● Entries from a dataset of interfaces
▼▼▼
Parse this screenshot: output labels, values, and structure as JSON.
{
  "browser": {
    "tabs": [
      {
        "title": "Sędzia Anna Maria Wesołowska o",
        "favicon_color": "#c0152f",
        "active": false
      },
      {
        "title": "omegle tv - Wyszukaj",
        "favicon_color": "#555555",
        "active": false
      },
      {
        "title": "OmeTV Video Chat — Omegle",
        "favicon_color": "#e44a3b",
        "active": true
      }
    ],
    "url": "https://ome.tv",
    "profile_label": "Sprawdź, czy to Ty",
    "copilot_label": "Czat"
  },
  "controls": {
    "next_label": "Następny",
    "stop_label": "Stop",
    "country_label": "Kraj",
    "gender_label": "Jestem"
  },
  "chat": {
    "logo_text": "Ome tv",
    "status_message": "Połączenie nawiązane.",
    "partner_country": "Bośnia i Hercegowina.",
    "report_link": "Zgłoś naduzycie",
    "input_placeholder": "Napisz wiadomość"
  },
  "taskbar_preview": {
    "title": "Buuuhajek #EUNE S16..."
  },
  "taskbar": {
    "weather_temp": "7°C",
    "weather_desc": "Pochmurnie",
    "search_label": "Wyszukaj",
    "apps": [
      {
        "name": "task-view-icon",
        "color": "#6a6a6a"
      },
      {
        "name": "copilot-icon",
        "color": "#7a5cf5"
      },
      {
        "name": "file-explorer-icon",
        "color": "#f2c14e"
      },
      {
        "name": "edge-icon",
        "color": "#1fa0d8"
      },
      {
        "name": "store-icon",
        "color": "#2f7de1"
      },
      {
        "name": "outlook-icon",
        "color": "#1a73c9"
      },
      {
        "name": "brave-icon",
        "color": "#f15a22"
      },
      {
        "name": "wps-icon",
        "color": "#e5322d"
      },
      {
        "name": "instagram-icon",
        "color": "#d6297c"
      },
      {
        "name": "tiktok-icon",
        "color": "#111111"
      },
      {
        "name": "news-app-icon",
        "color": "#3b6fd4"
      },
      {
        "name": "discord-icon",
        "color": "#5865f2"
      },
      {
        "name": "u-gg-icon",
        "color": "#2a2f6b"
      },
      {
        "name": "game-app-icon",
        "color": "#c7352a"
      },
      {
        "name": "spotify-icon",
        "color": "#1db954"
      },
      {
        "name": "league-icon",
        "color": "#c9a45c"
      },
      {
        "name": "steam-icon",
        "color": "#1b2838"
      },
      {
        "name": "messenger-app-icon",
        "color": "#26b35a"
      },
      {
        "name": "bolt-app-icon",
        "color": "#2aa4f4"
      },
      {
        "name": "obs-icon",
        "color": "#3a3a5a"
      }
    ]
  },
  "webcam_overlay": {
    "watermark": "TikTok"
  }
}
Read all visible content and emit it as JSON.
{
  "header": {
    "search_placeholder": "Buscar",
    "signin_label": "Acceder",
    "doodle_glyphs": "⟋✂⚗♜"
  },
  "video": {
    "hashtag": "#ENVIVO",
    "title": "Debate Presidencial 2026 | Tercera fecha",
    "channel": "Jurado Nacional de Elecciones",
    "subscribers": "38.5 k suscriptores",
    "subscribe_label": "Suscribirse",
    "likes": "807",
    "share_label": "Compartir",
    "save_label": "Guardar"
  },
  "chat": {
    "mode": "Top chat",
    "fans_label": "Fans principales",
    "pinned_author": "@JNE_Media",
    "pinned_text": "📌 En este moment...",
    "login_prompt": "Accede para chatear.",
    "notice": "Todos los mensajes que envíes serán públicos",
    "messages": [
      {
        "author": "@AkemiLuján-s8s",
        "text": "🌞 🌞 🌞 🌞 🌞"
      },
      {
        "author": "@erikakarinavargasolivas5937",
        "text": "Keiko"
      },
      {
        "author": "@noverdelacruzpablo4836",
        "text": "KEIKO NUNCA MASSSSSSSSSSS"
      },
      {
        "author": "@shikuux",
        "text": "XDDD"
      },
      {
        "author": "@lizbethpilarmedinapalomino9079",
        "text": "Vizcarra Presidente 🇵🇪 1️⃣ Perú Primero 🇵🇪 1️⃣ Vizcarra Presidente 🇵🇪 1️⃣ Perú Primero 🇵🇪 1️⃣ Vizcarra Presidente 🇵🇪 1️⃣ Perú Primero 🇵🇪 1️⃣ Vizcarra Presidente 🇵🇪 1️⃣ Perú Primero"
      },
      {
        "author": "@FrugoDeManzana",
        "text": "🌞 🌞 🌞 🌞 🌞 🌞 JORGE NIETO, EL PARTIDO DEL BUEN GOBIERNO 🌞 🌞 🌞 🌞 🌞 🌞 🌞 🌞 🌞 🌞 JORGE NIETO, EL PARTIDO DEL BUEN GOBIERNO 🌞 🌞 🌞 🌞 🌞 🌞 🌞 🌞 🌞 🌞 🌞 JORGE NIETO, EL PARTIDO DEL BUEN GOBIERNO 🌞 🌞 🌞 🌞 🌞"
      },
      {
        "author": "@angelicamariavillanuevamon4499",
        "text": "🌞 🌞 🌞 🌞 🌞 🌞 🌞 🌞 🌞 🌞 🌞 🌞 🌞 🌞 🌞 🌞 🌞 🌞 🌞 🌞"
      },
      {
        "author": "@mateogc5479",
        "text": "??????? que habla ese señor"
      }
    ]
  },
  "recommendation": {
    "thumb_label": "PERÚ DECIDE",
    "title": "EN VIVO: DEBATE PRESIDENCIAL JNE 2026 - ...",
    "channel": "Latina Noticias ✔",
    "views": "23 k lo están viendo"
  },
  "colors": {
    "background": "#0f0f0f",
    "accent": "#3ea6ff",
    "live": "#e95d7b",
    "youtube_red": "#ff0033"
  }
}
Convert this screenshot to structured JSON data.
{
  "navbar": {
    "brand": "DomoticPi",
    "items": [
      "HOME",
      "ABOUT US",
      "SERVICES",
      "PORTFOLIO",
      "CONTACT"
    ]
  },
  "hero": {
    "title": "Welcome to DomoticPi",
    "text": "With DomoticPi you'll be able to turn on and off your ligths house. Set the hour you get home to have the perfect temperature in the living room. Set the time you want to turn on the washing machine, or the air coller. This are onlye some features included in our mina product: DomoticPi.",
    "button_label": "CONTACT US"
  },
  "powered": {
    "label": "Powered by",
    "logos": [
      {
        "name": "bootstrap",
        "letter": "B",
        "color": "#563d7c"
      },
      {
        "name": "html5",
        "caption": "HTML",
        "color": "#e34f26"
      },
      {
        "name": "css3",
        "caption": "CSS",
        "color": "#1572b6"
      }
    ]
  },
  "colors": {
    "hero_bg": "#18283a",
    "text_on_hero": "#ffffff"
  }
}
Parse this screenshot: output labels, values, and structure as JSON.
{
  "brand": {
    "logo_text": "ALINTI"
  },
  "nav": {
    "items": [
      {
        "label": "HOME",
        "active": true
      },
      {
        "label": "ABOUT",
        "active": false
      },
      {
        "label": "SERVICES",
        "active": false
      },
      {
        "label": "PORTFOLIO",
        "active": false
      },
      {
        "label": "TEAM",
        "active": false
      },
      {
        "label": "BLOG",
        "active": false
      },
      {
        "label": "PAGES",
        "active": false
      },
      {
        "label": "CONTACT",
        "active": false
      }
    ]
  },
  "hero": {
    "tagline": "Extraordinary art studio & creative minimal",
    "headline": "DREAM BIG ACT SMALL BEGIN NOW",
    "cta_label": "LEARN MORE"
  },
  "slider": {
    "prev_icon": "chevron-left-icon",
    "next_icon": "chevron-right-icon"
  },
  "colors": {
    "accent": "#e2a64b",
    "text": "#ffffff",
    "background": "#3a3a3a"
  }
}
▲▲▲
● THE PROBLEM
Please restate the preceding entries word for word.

● REPLY
Parse this screenshot: output labels, values, and structure as JSON.
{
  "browser": {
    "tabs": [
      {
        "title": "Sędzia Anna Maria Wesołowska o",
        "favicon_color": "#c0152f",
        "active": false
      },
      {
        "title": "omegle tv - Wyszukaj",
        "favicon_color": "#555555",
        "active": false
      },
      {
        "title": "OmeTV Video Chat — Omegle",
        "favicon_color": "#e44a3b",
        "active": true
      }
    ],
    "url": "https://ome.tv",
    "profile_label": "Sprawdź, czy to Ty",
    "copilot_label": "Czat"
  },
  "controls": {
    "next_label": "Następny",
    "stop_label": "Stop",
    "country_label": "Kraj",
    "gender_label": "Jestem"
  },
  "chat": {
    "logo_text": "Ome tv",
    "status_message": "Połączenie nawiązane.",
    "partner_country": "Bośnia i Hercegowina.",
    "report_link": "Zgłoś naduzycie",
    "input_placeholder": "Napisz wiadomość"
  },
  "taskbar_preview": {
    "title": "Buuuhajek #EUNE S16..."
  },
  "taskbar": {
    "weather_temp": "7°C",
    "weather_desc": "Pochmurnie",
    "search_label": "Wyszukaj",
    "apps": [
      {
        "name": "task-view-icon",
        "color": "#6a6a6a"
      },
      {
        "name": "copilot-icon",
        "color": "#7a5cf5"
      },
      {
        "name": "file-explorer-icon",
        "color": "#f2c14e"
      },
      {
        "name": "edge-icon",
        "color": "#1fa0d8"
      },
      {
        "name": "store-icon",
        "color": "#2f7de1"
      },
      {
        "name": "outlook-icon",
        "color": "#1a73c9"
      },
      {
        "name": "brave-icon",
        "color": "#f15a22"
      },
      {
        "name": "wps-icon",
        "color": "#e5322d"
      },
      {
        "name": "instagram-icon",
        "color": "#d6297c"
      },
      {
        "name": "tiktok-icon",
        "color": "#111111"
      },
      {
        "name": "news-app-icon",
        "color": "#3b6fd4"
      },
      {
        "name": "discord-icon",
        "color": "#5865f2"
      },
      {
        "name": "u-gg-icon",
        "color": "#2a2f6b"
      },
      {
        "name": "game-app-icon",
        "color": "#c7352a"
      },
      {
        "name": "spotify-icon",
        "color": "#1db954"
      },
      {
        "name": "league-icon",
        "color": "#c9a45c"
      },
      {
        "name": "steam-icon",
        "color": "#1b2838"
      },
      {
        "name": "messenger-app-icon",
        "color": "#26b35a"
      },
      {
        "name": "bolt-app-icon",
        "color": "#2aa4f4"
      },
      {
        "name": "obs-icon",
        "color": "#3a3a5a"
      }
    ]
  },
  "webcam_overlay": {
    "watermark": "TikTok"
  }
}
Read all visible content and emit it as JSON.
{
  "header": {
    "search_placeholder": "Buscar",
    "signin_label": "Acceder",
    "doodle_glyphs": "⟋✂⚗♜"
  },
  "video": {
    "hashtag": "#ENVIVO",
    "title": "Debate Presidencial 2026 | Tercera fecha",
    "channel": "Jurado Nacional de Elecciones",
    "subscribers": "38.5 k suscriptores",
    "subscribe_label": "Suscribirse",
    "likes": "807",
    "share_label": "Compartir",
    "save_label": "Guardar"
  },
  "chat": {
    "mode": "Top chat",
    "fans_label": "Fans principales",
    "pinned_author": "@JNE_Media",
    "pinned_text": "📌 En este moment...",
    "login_prompt": "Accede para chatear.",
    "notice": "Todos los mensajes que envíes serán públicos",
    "messages": [
      {
        "author": "@AkemiLuján-s8s",
        "text": "🌞 🌞 🌞 🌞 🌞"
      },
      {
        "author": "@erikakarinavargasolivas5937",
        "text": "Keiko"
      },
      {
        "author": "@noverdelacruzpablo4836",
        "text": "KEIKO NUNCA MASSSSSSSSSSS"
      },
      {
        "author": "@shikuux",
        "text": "XDDD"
      },
      {
        "author": "@lizbethpilarmedinapalomino9079",
        "text": "Vizcarra Presidente 🇵🇪 1️⃣ Perú Primero 🇵🇪 1️⃣ Vizcarra Presidente 🇵🇪 1️⃣ Perú Primero 🇵🇪 1️⃣ Vizcarra Presidente 🇵🇪 1️⃣ Perú Primero 🇵🇪 1️⃣ Vizcarra Presidente 🇵🇪 1️⃣ Perú Primero"
      },
      {
        "author": "@FrugoDeManzana",
        "text": "🌞 🌞 🌞 🌞 🌞 🌞 JORGE NIETO, EL PARTIDO DEL BUEN GOBIERNO 🌞 🌞 🌞 🌞 🌞 🌞 🌞 🌞 🌞 🌞 JORGE NIETO, EL PARTIDO DEL BUEN GOBIERNO 🌞 🌞 🌞 🌞 🌞 🌞 🌞 🌞 🌞 🌞 🌞 JORGE NIETO, EL PARTIDO DEL BUEN GOBIERNO 🌞 🌞 🌞 🌞 🌞"
      },
      {
        "author": "@angelicamariavillanuevamon4499",
        "text": "🌞 🌞 🌞 🌞 🌞 🌞 🌞 🌞 🌞 🌞 🌞 🌞 🌞 🌞 🌞 🌞 🌞 🌞 🌞 🌞"
      },
      {
        "author": "@mateogc5479",
        "text": "??????? que habla ese señor"
      }
    ]
  },
  "recommendation": {
    "thumb_label": "PERÚ DECIDE",
    "title": "EN VIVO: DEBATE PRESIDENCIAL JNE 2026 - ...",
    "channel": "Latina Noticias ✔",
    "views": "23 k lo están viendo"
  },
  "colors": {
    "background": "#0f0f0f",
    "accent": "#3ea6ff",
    "live": "#e95d7b",
    "youtube_red": "#ff0033"
  }
}
Convert this screenshot to structured JSON data.
{
  "navbar": {
    "brand": "DomoticPi",
    "items": [
      "HOME",
      "ABOUT US",
      "SERVICES",
      "PORTFOLIO",
      "CONTACT"
    ]
  },
  "hero": {
    "title": "Welcome to DomoticPi",
    "text": "With DomoticPi you'll be able to turn on and off your ligths house. Set the hour you get home to have the perfect temperature in the living room. Set the time you want to turn on the washing machine, or the air coller. This are onlye some features included in our mina product: DomoticPi.",
    "button_label": "CONTACT US"
  },
  "powered": {
    "label": "Powered by",
    "logos": [
      {
        "name": "bootstrap",
        "letter": "B",
        "color": "#563d7c"
      },
      {
        "name": "html5",
        "caption": "HTML",
        "color": "#e34f26"
      },
      {
        "name": "css3",
        "caption": "CSS",
        "color": "#1572b6"
      }
    ]
  },
  "colors": {
    "hero_bg": "#18283a",
    "text_on_hero": "#ffffff"
  }
}
Parse this screenshot: output labels, values, and structure as JSON.
{
  "brand": {
    "logo_text": "ALINTI"
  },
  "nav": {
    "items": [
      {
        "label": "HOME",
        "active": true
      },
      {
        "label": "ABOUT",
        "active": false
      },
      {
        "label": "SERVICES",
        "active": false
      },
      {
        "label": "PORTFOLIO",
        "active": false
      },
      {
        "label": "TEAM",
        "active": false
      },
      {
        "label": "BLOG",
        "active": false
      },
      {
        "label": "PAGES",
        "active": false
      },
      {
        "label": "CONTACT",
        "active": false
      }
    ]
  },
  "hero": {
    "tagline": "Extraordinary art studio & creative minimal",
    "headline": "DREAM BIG ACT SMALL BEGIN NOW",
    "cta_label": "LEARN MORE"
  },
  "slider": {
    "prev_icon": "chevron-left-icon",
    "next_icon": "chevron-right-icon"
  },
  "colors": {
    "accent": "#e2a64b",
    "text": "#ffffff",
    "background": "#3a3a3a"
  }
}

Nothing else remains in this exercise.